The Glazers Have Done a Fine Job of Managing Manchester United
Jesse Chula is not alone in thinking that the Glazers are a blight on Manchester United’s proud history. It is almost conventional wisdom that the Glazers represent an uncomfortable trend – wealthy foreign interlopers with more money than passion buying English clubs and, through a combination of debt and unfamiliarity with the culture of English football, running those teams into the ground. While there are certainly instances of that occurring (i.e. Portsmouth), the Glazers’ experience with Manchester United represents just the opposite – a prudent management of the financial operations combined with a hands-off approach to the football operations that has yielded fantastic success.
First, the football operations. If there is one instance of the Glazers mandating, hinting, suggesting, prodding or encouraging Alex Ferguson in any football decision, it has completely escaped the attention of the press. Ferguson seems to have as free a hand as any manager in football, and he has played that hand to fabulous success since the Glazers have taken over. In the four years since the Glazers have been full owners of Manchester United, they have won the Premiership three times, the Champions League once, appeared in another Champions League finals along with a FA Cup final and won a League Cup final.
Moreover, Ferguson has had money to spend to improve his team over that period, and has spent it freely. Among his acquisitions since the Glazers have taken over are:
- Dimitar Berbatov – £30.75 million
- Michael Carrick – £18.6 million
- Owen Hargreaves – £17 million
- Ji-Sung Park – £4 million
- Nemanja Vidic – £7 million
- Patrice Evra – £5.5 million
The only major sale of a significant player during the Glazer period is Christiano Ronaldo, and not even the most ardent Glazer haters believe that sale was engineered by anybody but Ronaldo himself.
Moreover, to the extent that the Glazers have talked about the success on the field, it was only to credit Alex Ferguson and the rest of the team for achieving it. They have not in any way tried to reflect the glory for this stupendous run of success upon themselves.
While ManU may be having an “off” year (they currently sit second in the table after a crippling string of injuries), it is clear that Ferguson is in a modest rebuilding mode after the departure of Ronaldo and is using this year to give many of his younger players some valuable experience, much as he did during the two years when Chelsea was in ascendancy.
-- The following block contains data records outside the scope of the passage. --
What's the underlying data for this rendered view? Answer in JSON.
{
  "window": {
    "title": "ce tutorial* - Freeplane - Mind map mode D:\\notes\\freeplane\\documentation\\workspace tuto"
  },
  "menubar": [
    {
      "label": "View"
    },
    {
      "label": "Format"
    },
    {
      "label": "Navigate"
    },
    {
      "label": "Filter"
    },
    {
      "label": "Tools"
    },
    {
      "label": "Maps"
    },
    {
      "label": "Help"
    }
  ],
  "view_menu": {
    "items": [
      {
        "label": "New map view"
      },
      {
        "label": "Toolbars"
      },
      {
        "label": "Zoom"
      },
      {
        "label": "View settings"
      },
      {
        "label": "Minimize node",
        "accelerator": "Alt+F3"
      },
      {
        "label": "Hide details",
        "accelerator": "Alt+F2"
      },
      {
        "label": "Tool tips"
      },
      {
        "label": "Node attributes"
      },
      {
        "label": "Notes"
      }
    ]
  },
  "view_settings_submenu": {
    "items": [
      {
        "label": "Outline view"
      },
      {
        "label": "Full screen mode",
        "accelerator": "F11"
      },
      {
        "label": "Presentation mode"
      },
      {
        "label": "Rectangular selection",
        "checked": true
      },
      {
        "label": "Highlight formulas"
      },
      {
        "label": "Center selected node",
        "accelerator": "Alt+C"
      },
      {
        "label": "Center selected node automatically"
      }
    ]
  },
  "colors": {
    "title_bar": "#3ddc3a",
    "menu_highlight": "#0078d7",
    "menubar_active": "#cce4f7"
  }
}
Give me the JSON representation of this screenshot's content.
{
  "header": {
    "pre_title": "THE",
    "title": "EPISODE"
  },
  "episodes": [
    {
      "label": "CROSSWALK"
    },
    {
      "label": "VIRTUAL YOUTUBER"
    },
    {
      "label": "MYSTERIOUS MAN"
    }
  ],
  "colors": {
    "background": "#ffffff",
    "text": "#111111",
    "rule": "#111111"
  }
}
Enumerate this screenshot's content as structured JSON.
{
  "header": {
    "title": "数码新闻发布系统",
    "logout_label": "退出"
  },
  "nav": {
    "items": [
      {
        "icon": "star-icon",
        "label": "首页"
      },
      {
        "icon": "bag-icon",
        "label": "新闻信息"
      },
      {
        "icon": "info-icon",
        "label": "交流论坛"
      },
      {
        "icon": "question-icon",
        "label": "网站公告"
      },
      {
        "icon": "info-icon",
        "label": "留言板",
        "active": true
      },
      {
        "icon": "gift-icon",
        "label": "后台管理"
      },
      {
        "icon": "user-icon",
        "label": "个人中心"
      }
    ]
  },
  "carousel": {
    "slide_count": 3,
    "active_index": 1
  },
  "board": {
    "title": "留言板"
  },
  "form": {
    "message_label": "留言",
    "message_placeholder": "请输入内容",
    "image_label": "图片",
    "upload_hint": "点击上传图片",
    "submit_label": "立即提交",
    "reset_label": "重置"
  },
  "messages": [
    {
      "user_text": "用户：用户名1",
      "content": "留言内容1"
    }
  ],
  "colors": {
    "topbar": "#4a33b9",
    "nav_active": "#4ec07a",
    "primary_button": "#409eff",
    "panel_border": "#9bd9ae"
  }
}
It is really hard to make the case that from a footballing perspective, the team is in some sort of permanent slide.
From a financing perspective, I also think the Glazers have managed their affairs very well. For the Glazers, owning this storied team is a long-term play, and they have made a number of moves to further that investment. Their new shirt sponsorship (£80 million over four years with Aon) begins next year and is the largest in football history. They have managed to secure that kind of deal because they, more than any other team in world football, have done a splendid job marketing the brand in Asia and America. They have a world-wide following that now eclipses Real Madrid and Barcelona.
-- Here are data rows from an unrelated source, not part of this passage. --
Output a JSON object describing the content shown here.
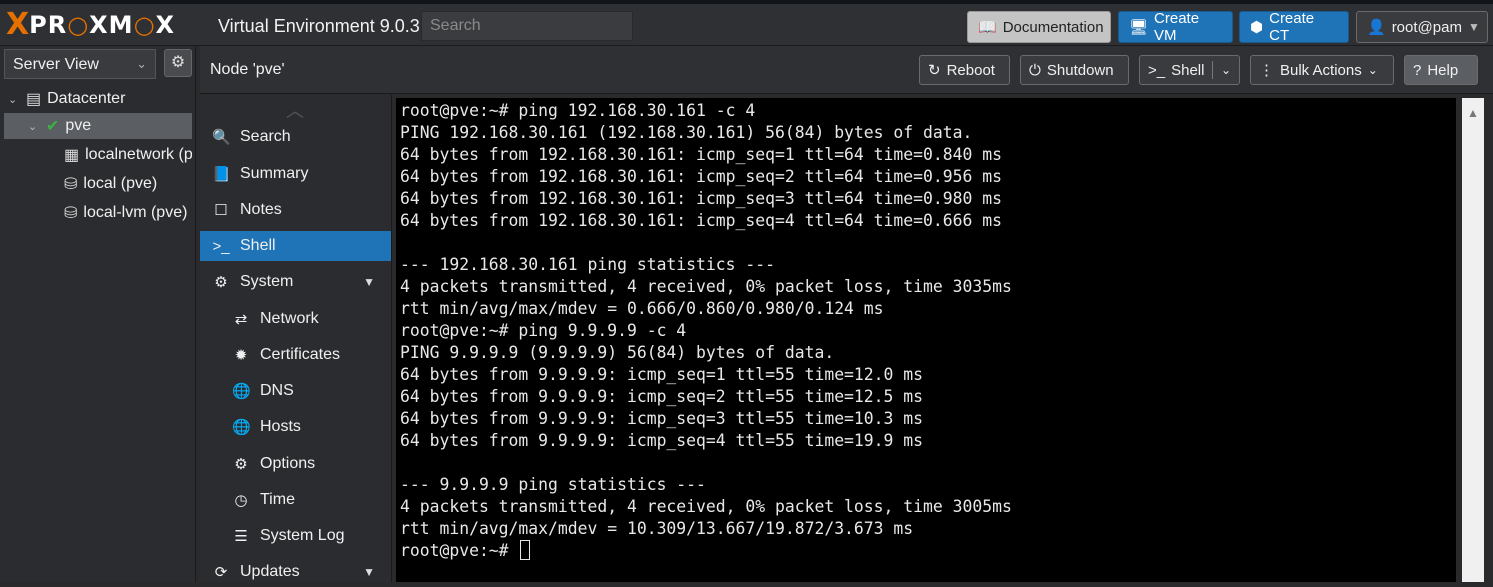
{
  "header": {
    "logo_x": "X",
    "logo_text_1": "PR",
    "logo_text_2": "XM",
    "logo_text_3": "X",
    "product": "Virtual Environment 9.0.3",
    "search_placeholder": "Search",
    "documentation": "Documentation",
    "create_vm": "Create VM",
    "create_ct": "Create CT",
    "user": "root@pam"
  },
  "sidebar": {
    "view": "Server View",
    "tree": [
      {
        "label": "Datacenter"
      },
      {
        "label": "pve"
      },
      {
        "label": "localnetwork (pve)"
      },
      {
        "label": "local (pve)"
      },
      {
        "label": "local-lvm (pve)"
      }
    ]
  },
  "node_header": {
    "title": "Node 'pve'",
    "reboot": "Reboot",
    "shutdown": "Shutdown",
    "shell": "Shell",
    "bulk": "Bulk Actions",
    "help": "Help"
  },
  "nav": {
    "items": [
      {
        "label": "Search",
        "icon": "search-icon"
      },
      {
        "label": "Summary",
        "icon": "book-icon"
      },
      {
        "label": "Notes",
        "icon": "note-icon"
      },
      {
        "label": "Shell",
        "icon": "terminal-icon"
      },
      {
        "label": "System",
        "icon": "cogs-icon"
      },
      {
        "label": "Network",
        "icon": "exchange-icon"
      },
      {
        "label": "Certificates",
        "icon": "certificate-icon"
      },
      {
        "label": "DNS",
        "icon": "globe-icon"
      },
      {
        "label": "Hosts",
        "icon": "globe-icon"
      },
      {
        "label": "Options",
        "icon": "gear-icon"
      },
      {
        "label": "Time",
        "icon": "clock-icon"
      },
      {
        "label": "System Log",
        "icon": "list-icon"
      },
      {
        "label": "Updates",
        "icon": "refresh-icon"
      }
    ]
  },
  "terminal": {
    "lines": [
      "root@pve:~# ping 192.168.30.161 -c 4",
      "PING 192.168.30.161 (192.168.30.161) 56(84) bytes of data.",
      "64 bytes from 192.168.30.161: icmp_seq=1 ttl=64 time=0.840 ms",
      "64 bytes from 192.168.30.161: icmp_seq=2 ttl=64 time=0.956 ms",
      "64 bytes from 192.168.30.161: icmp_seq=3 ttl=64 time=0.980 ms",
      "64 bytes from 192.168.30.161: icmp_seq=4 ttl=64 time=0.666 ms",
      "",
      "--- 192.168.30.161 ping statistics ---",
      "4 packets transmitted, 4 received, 0% packet loss, time 3035ms",
      "rtt min/avg/max/mdev = 0.666/0.860/0.980/0.124 ms",
      "root@pve:~# ping 9.9.9.9 -c 4",
      "PING 9.9.9.9 (9.9.9.9) 56(84) bytes of data.",
      "64 bytes from 9.9.9.9: icmp_seq=1 ttl=55 time=12.0 ms",
      "64 bytes from 9.9.9.9: icmp_seq=2 ttl=55 time=12.5 ms",
      "64 bytes from 9.9.9.9: icmp_seq=3 ttl=55 time=10.3 ms",
      "64 bytes from 9.9.9.9: icmp_seq=4 ttl=55 time=19.9 ms",
      "",
      "--- 9.9.9.9 ping statistics ---",
      "4 packets transmitted, 4 received, 0% packet loss, time 3005ms",
      "rtt min/avg/max/mdev = 10.309/13.667/19.872/3.673 ms"
    ],
    "prompt": "root@pve:~# "
  },
  "colors": {
    "accent": "#1f73b7",
    "logo_orange": "#e57000",
    "status_ok": "#3cb043"
  }
}
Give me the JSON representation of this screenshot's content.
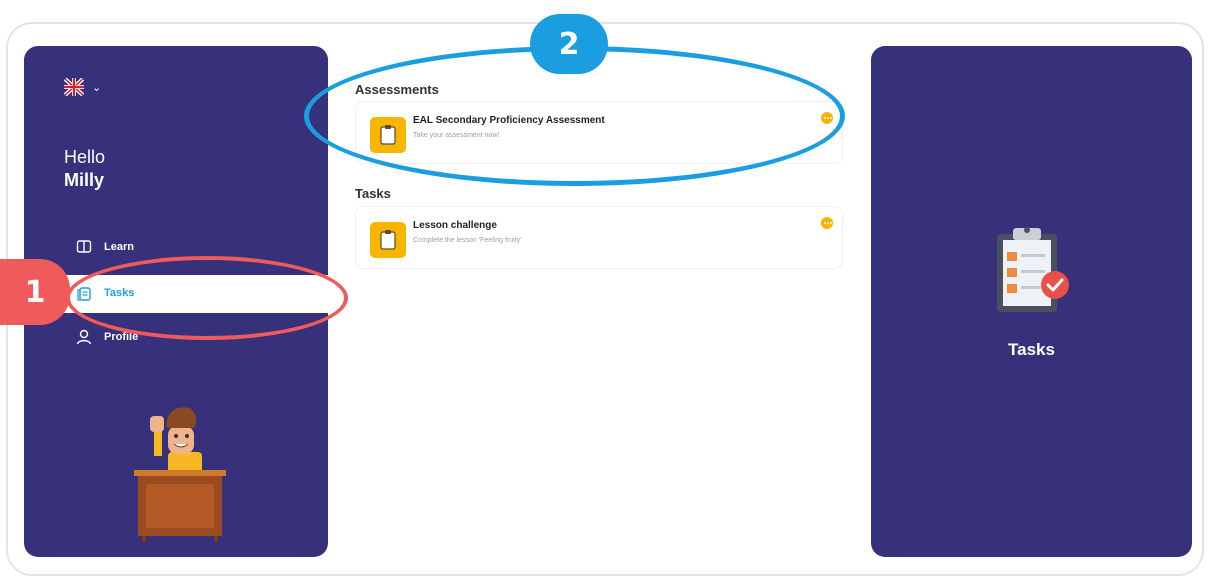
{
  "sidebar": {
    "language_icon": "uk-flag-icon",
    "greeting": "Hello",
    "user_name": "Milly",
    "items": [
      {
        "label": "Learn",
        "icon": "book-icon"
      },
      {
        "label": "Tasks",
        "icon": "tasks-icon"
      },
      {
        "label": "Profile",
        "icon": "user-icon"
      }
    ],
    "active_item": "Tasks"
  },
  "main": {
    "assessments_title": "Assessments",
    "assessment_card": {
      "title": "EAL Secondary Proficiency Assessment",
      "subtitle": "Take your assessment now!",
      "icon": "clipboard-icon"
    },
    "tasks_title": "Tasks",
    "task_card": {
      "title": "Lesson challenge",
      "subtitle": "Complete the lesson 'Feeling fruity'",
      "icon": "clipboard-icon"
    }
  },
  "right_panel": {
    "title": "Tasks",
    "icon": "clipboard-check-icon"
  },
  "annotations": {
    "badge_1": "1",
    "badge_2": "2"
  },
  "colors": {
    "panel": "#36317a",
    "accent_blue": "#1a9ee0",
    "accent_red": "#ef5a5a",
    "accent_yellow": "#f7b500"
  }
}
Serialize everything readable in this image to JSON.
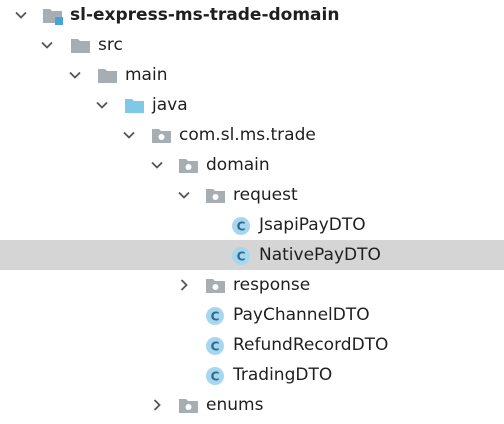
{
  "tree": {
    "project": {
      "label": "sl-express-ms-trade-domain",
      "expanded": true,
      "icon": "module-folder-icon"
    },
    "src": {
      "label": "src",
      "expanded": true,
      "icon": "folder-icon"
    },
    "main": {
      "label": "main",
      "expanded": true,
      "icon": "folder-icon"
    },
    "java": {
      "label": "java",
      "expanded": true,
      "icon": "source-root-folder-icon"
    },
    "package": {
      "label": "com.sl.ms.trade",
      "expanded": true,
      "icon": "package-icon"
    },
    "domain": {
      "label": "domain",
      "expanded": true,
      "icon": "package-icon"
    },
    "request": {
      "label": "request",
      "expanded": true,
      "icon": "package-icon"
    },
    "jsapi": {
      "label": "JsapiPayDTO",
      "icon": "class-icon",
      "icon_letter": "C"
    },
    "native": {
      "label": "NativePayDTO",
      "icon": "class-icon",
      "icon_letter": "C",
      "selected": true
    },
    "response": {
      "label": "response",
      "expanded": false,
      "icon": "package-icon"
    },
    "paychannel": {
      "label": "PayChannelDTO",
      "icon": "class-icon",
      "icon_letter": "C"
    },
    "refund": {
      "label": "RefundRecordDTO",
      "icon": "class-icon",
      "icon_letter": "C"
    },
    "trading": {
      "label": "TradingDTO",
      "icon": "class-icon",
      "icon_letter": "C"
    },
    "enums": {
      "label": "enums",
      "expanded": false,
      "icon": "package-icon"
    }
  },
  "colors": {
    "folder": "#a6adb3",
    "source_root": "#7fc8e8",
    "class_circle": "#a7d7ee",
    "class_letter": "#2b6c8c",
    "module_marker": "#4aa3d8",
    "selection": "#d5d5d5",
    "chevron": "#555555"
  }
}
There is no doubt that the Glazers financed their takeover of the team with a lot of debt. Yet, despite the tsunami that battered the debt market over the past 18 months, the Glazer have emerged from that tumult fully intact. I am sure they would have liked to have refinanced their debt a year or two ago, but the market constraints prevented them from doing that. Instead, just this week, the Glazers announced that they are working with financial giant Kohlberg Kravis and Roberts to fashion a £500 million bond issue to replace their current debt structure with long-term, lower interest bonds sold to institutional investors. For a team to be able to refinance themselves with such a conservative investment vehicle as a corporate bond is a testament to the Glazers wise financial stewardship of the entire operation. The long-term nature of these bonds should relieve the Glazers of any short-term liquidity issues and allow Ferguson to plan healthy transfer budgets for many years to come.
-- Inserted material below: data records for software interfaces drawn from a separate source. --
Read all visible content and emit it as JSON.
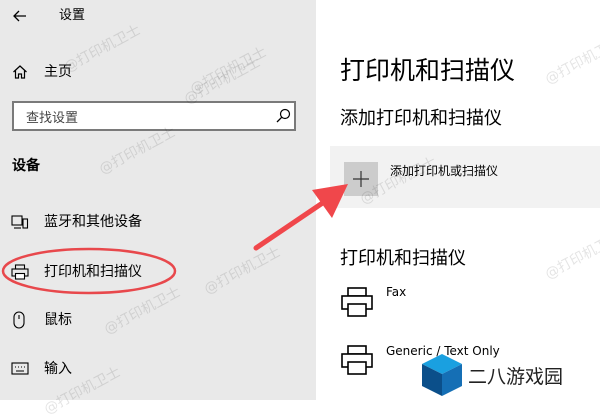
{
  "sidebar": {
    "back_icon": "back-arrow-icon",
    "title": "设置",
    "home": {
      "icon": "home-icon",
      "label": "主页"
    },
    "search_placeholder": "查找设置",
    "search_icon": "search-icon",
    "section_title": "设备",
    "items": [
      {
        "icon": "bluetooth-devices-icon",
        "label": "蓝牙和其他设备"
      },
      {
        "icon": "printer-icon",
        "label": "打印机和扫描仪"
      },
      {
        "icon": "mouse-icon",
        "label": "鼠标"
      },
      {
        "icon": "keyboard-icon",
        "label": "输入"
      }
    ]
  },
  "main": {
    "title": "打印机和扫描仪",
    "add_section_title": "添加打印机和扫描仪",
    "add_button_label": "添加打印机或扫描仪",
    "list_title": "打印机和扫描仪",
    "printers": [
      {
        "name": "Fax"
      },
      {
        "name": "Generic / Text Only"
      }
    ]
  },
  "annotations": {
    "arrow_color": "#f0474b",
    "highlight_color": "#e8484c"
  },
  "watermarks": {
    "text": "@打印机卫士",
    "brand": "二八游戏园"
  }
}
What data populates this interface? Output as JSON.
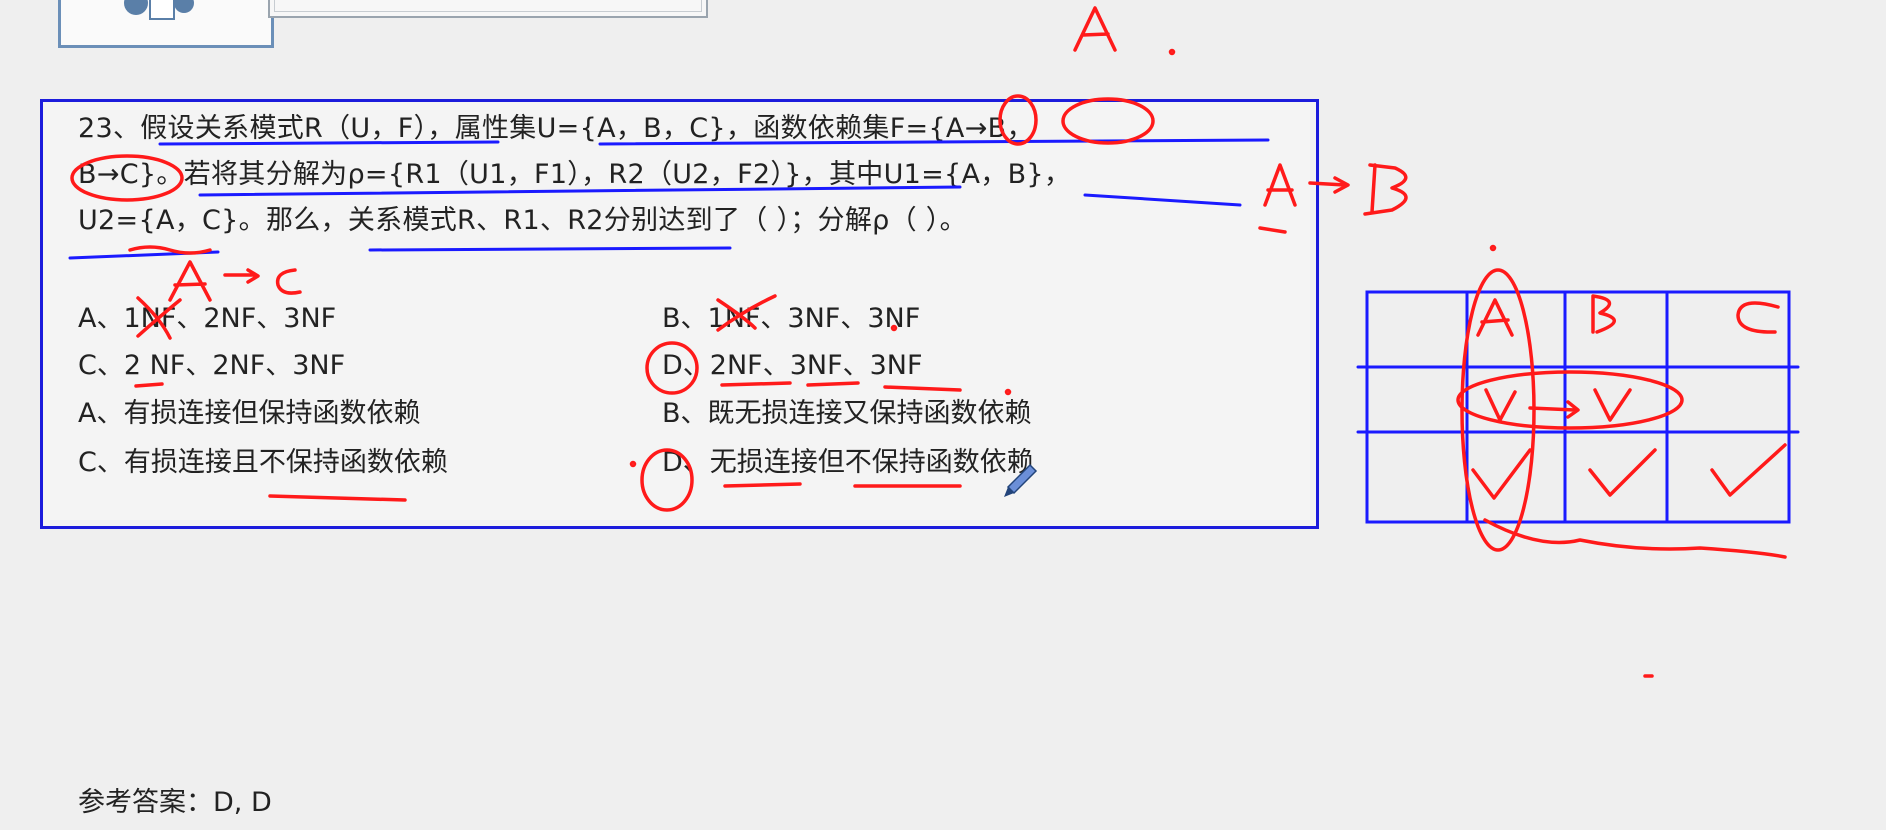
{
  "question": {
    "line1": "23、假设关系模式R（U，F），属性集U={A，B，C}，函数依赖集F={A→B，",
    "line2": "B→C}。若将其分解为ρ={R1（U1，F1），R2（U2，F2）}，其中U1={A，B}，",
    "line3": "U2={A，C}。那么，关系模式R、R1、R2分别达到了（  ）；分解ρ（  ）。"
  },
  "options_nf": [
    {
      "id": "A",
      "text": "A、1NF、2NF、3NF"
    },
    {
      "id": "B",
      "text": "B、1NF、3NF、3NF"
    },
    {
      "id": "C",
      "text": "C、2 NF、2NF、3NF"
    },
    {
      "id": "D",
      "text": "D、2NF、3NF、3NF"
    }
  ],
  "options_decomp": [
    {
      "id": "A",
      "text": "A、有损连接但保持函数依赖"
    },
    {
      "id": "B",
      "text": "B、既无损连接又保持函数依赖"
    },
    {
      "id": "C",
      "text": "C、有损连接且不保持函数依赖"
    },
    {
      "id": "D",
      "text": "D、无损连接但不保持函数依赖"
    }
  ],
  "answer": "参考答案：D, D",
  "colors": {
    "box_border": "#1c1cdc",
    "ink_red": "#ff1a1a",
    "ink_blue": "#1a1aff"
  }
}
The Glazers have confounded every expectation since they have taken over the club. They have let the football operation be run with a free hand to enormous success, and have quietly gone about the hard work of adding value and security to the balance sheet. In almost every way, they are the ideal owners. They may not sit in the stands wearing the shirt and drinking a pint, but I doubt many Newcastle fans would now say that is the path to success. Instead, that have given the supporters much to celebrate, and kept the team on a sound financial footing to ensure that there will be more celebrations to come.